ELYRIA — The supervisor overseeing the case of the Lorain mother whose seven children were found living in a filthy home was suspended for two weeks without pay, according to Lorain County Children Services’ records.
Children Services alleges that Nancy Griffiths “failed to provide the necessary supervision and oversight to supervisees to ensure appropriate concurrent planning and safety” in seven of her cases. Children Services declined to specify whether those cases were separate or all related to Erica Perez and her children.
Griffiths was placed on paid administrative leave July 11 when Children Services launched an internal investigation into how it handled Perez’s case.
Perez, 28, was arrested and charged with seven counts of child endangering July 5, as well as other charges, after police found seven of her children — ages 1 to 9 — living in a garbage-strewn home that had little food in it and only a single, crib-sized mattress.
The baby’s diaper hadn’t been changed for days, authorities said, and he was covered in feces and peanut butter.
Her oldest child, 12, was living with a relative at the time of her arrest.
Police were called to the neighborhood after an intoxicated Perez, who is pregnant, started screaming at her neighbors near her Long Avenue home, accusing them of stealing her cell phone.
An affidavit filed after Perez’s arrest by Children Services said that caseworkers had visited the home several times prior to her arrest and on at least one of those visits, caseworker Stephen Silva said that the home was filthy and had very little food in it.
That affidavit, filed as Children Services sought emergency custody of the children, said that Perez had lost custody of her children in 2008, but they were returned to her four months later.
In addition to the discipline of Griffiths, the fallout from the case prompted Silva to tender his resignation. Silva filed his resignation request July 12.
Silva, 62, worked for Children Services since 2008 and received a salary of $59,100 in 2011.
Silva declined to comment when contacted Monday, but a letter from him to Don Starett, the manager of Human Resources for Children Services, indicated that Silva initially was unsure about whether to quit.
“I have decided to resign,” read the letter. “I apologize for my indecisiveness. This has been a difficult decision for me.”
Silva’s exit interview, a standardized form that he filled out that was added to his personnel file, notes that the things he liked least about his job were “Rate of change … Loss of Training. Adjustments.” He also wrote “hire more quickly. Need a full staff to take the pressure off.’’
In an “other comments” section on the form, Silva wrote: “Caseworkers are my heros (sic).”
Patti-Jo Burtnett, spokeswoman for Children Services, said in an earlier interview that the agency’s caseworkers’ caseloads are not unmanageable. She said they handle an average of eight to nine cases per worker, compared with the average caseload for a caseworker in Ohio of 10 to 11 cases.

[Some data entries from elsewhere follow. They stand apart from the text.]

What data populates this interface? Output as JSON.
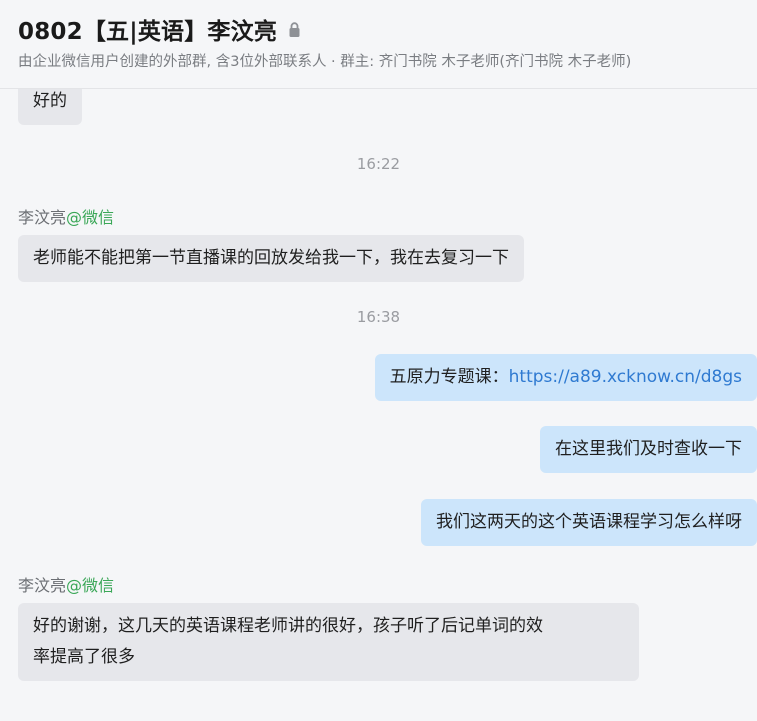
{
  "header": {
    "title": "0802【五|英语】李汶亮",
    "subtitle": "由企业微信用户创建的外部群, 含3位外部联系人 · 群主: 齐门书院 木子老师(齐门书院 木子老师)"
  },
  "messages": [
    {
      "type": "in",
      "text": "好的"
    },
    {
      "type": "time",
      "text": "16:22"
    },
    {
      "type": "in",
      "sender": "李汶亮",
      "sender_tag": "@微信",
      "text": "老师能不能把第一节直播课的回放发给我一下，我在去复习一下"
    },
    {
      "type": "time",
      "text": "16:38"
    },
    {
      "type": "out",
      "prefix": "五原力专题课：",
      "link": "https://a89.xcknow.cn/d8gs"
    },
    {
      "type": "out",
      "text": "在这里我们及时查收一下"
    },
    {
      "type": "out",
      "text": "我们这两天的这个英语课程学习怎么样呀"
    },
    {
      "type": "in",
      "sender": "李汶亮",
      "sender_tag": "@微信",
      "text_line1": "好的谢谢，这几天的英语课程老师讲的很好，孩子听了后记单词的效",
      "text_line2": "率提高了很多"
    }
  ],
  "colors": {
    "incoming_bubble": "#e6e7eb",
    "outgoing_bubble": "#cce5fb",
    "link": "#2f7ad1",
    "sender_tag": "#3aa757"
  },
  "icons": {
    "lock": "lock-icon"
  }
}
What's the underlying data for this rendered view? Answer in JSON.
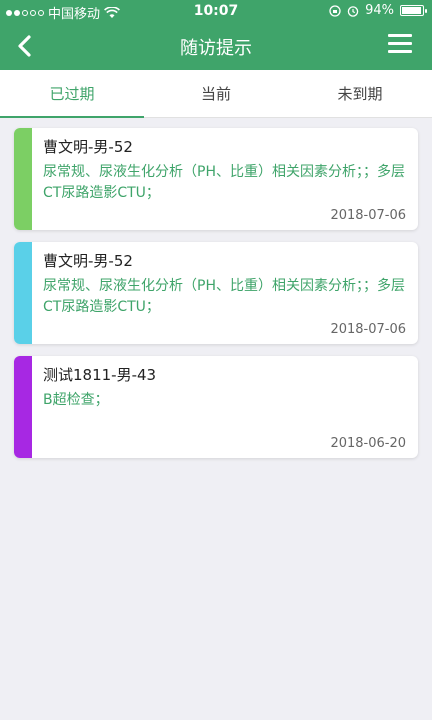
{
  "status_bar": {
    "carrier": "中国移动",
    "time": "10:07",
    "battery": "94%",
    "battery_level": 0.94
  },
  "nav": {
    "title": "随访提示"
  },
  "tabs": [
    {
      "label": "已过期",
      "active": true
    },
    {
      "label": "当前",
      "active": false
    },
    {
      "label": "未到期",
      "active": false
    }
  ],
  "colors": {
    "primary": "#3fa46a",
    "stripe_green": "#7ccf64",
    "stripe_cyan": "#5ad0e8",
    "stripe_purple": "#a728e3"
  },
  "items": [
    {
      "name": "曹文明-男-52",
      "desc": "尿常规、尿液生化分析（PH、比重）相关因素分析；；多层CT尿路造影CTU；",
      "date": "2018-07-06",
      "stripe": "#7ccf64"
    },
    {
      "name": "曹文明-男-52",
      "desc": "尿常规、尿液生化分析（PH、比重）相关因素分析；；多层CT尿路造影CTU；",
      "date": "2018-07-06",
      "stripe": "#5ad0e8"
    },
    {
      "name": "测试1811-男-43",
      "desc": "B超检查；",
      "date": "2018-06-20",
      "stripe": "#a728e3"
    }
  ]
}
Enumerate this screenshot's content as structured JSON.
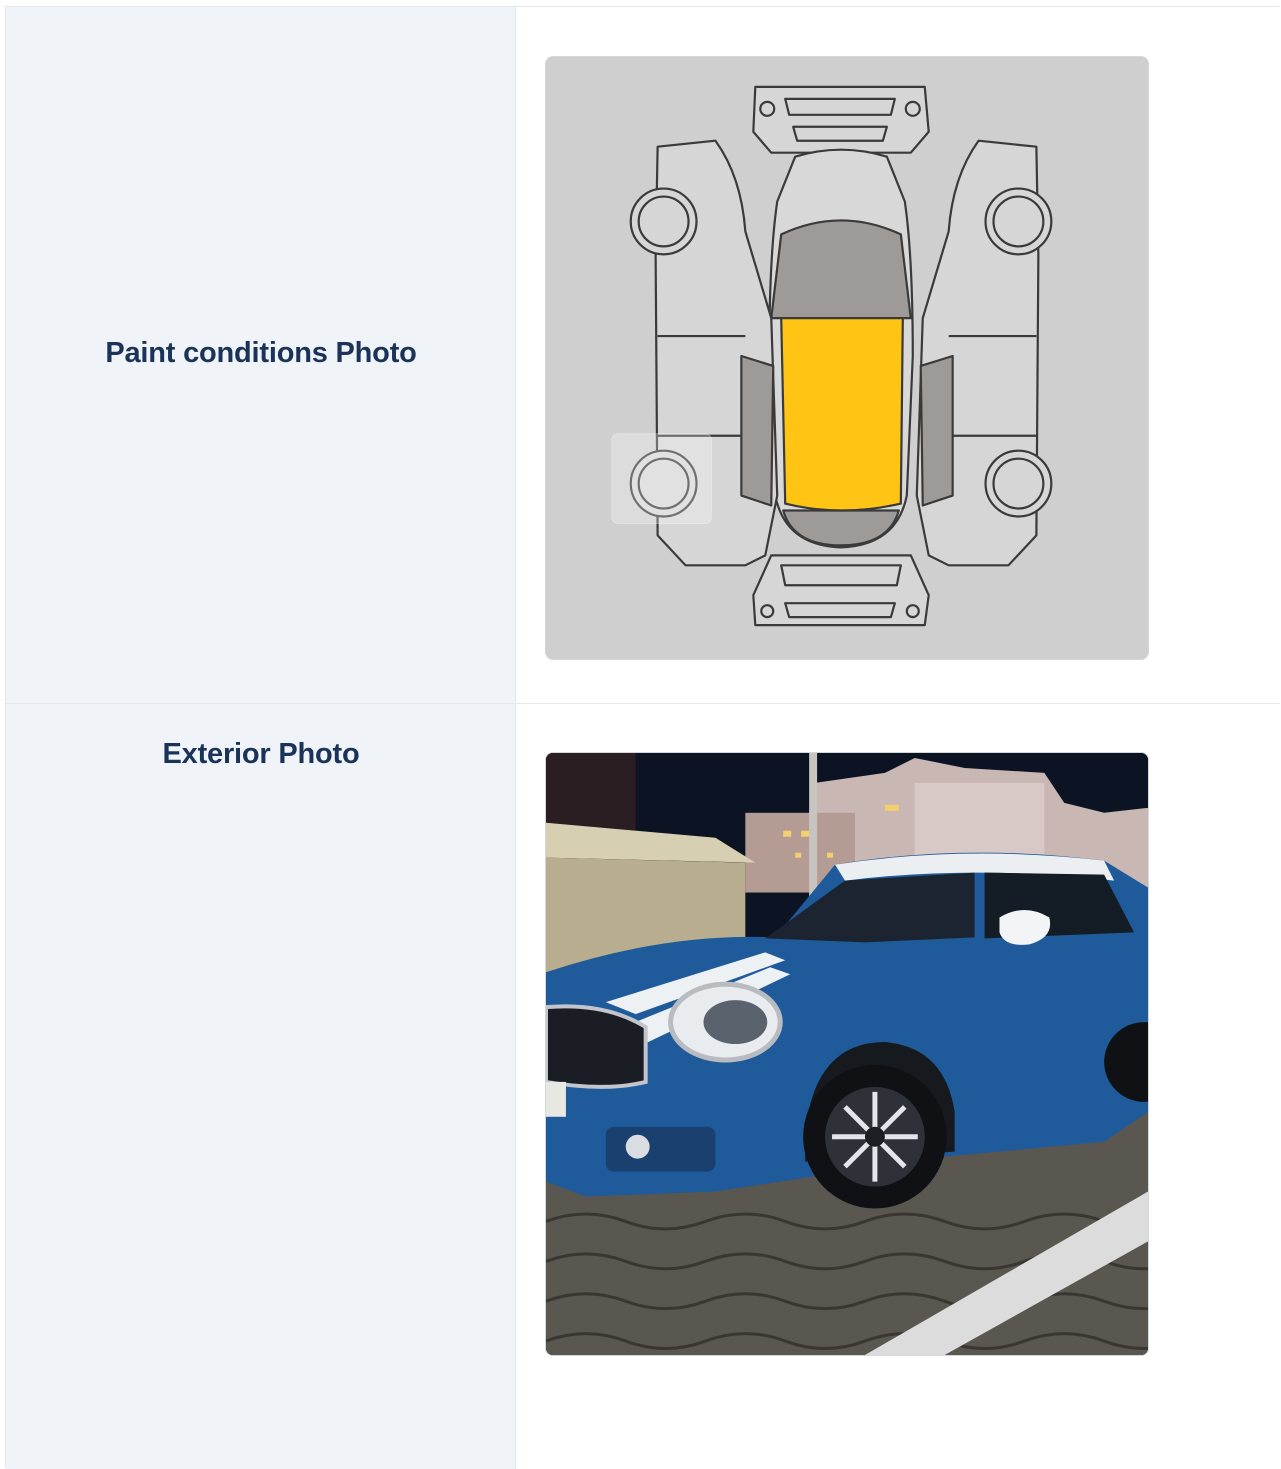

Michael Illner, a former prosecutor for Children Services who now is in private practice, said employee turnover at the agency had been a problem in the past, but since Gary Crow took the reins in January 1995 and required all supervisors have master’s degrees, employee retention increased.
Illner also praised Griffiths, who he said is very experienced.
According to Griffiths’ personnel files, she has worked for Children Services for 20 years and has received “met expectations” reviews, the highest rating, in every annual review. In 2011, she was paid an annual salary of $65,499.
According to paperwork in her personnel file, Griffiths waived her rights to a pre-disciplinary hearing with the agency after the findings of the investigation were released.
Crow wrote in a letter to Griffiths that she would receive no further discipline for the incidents unless she was unable to fulfill future job requirements.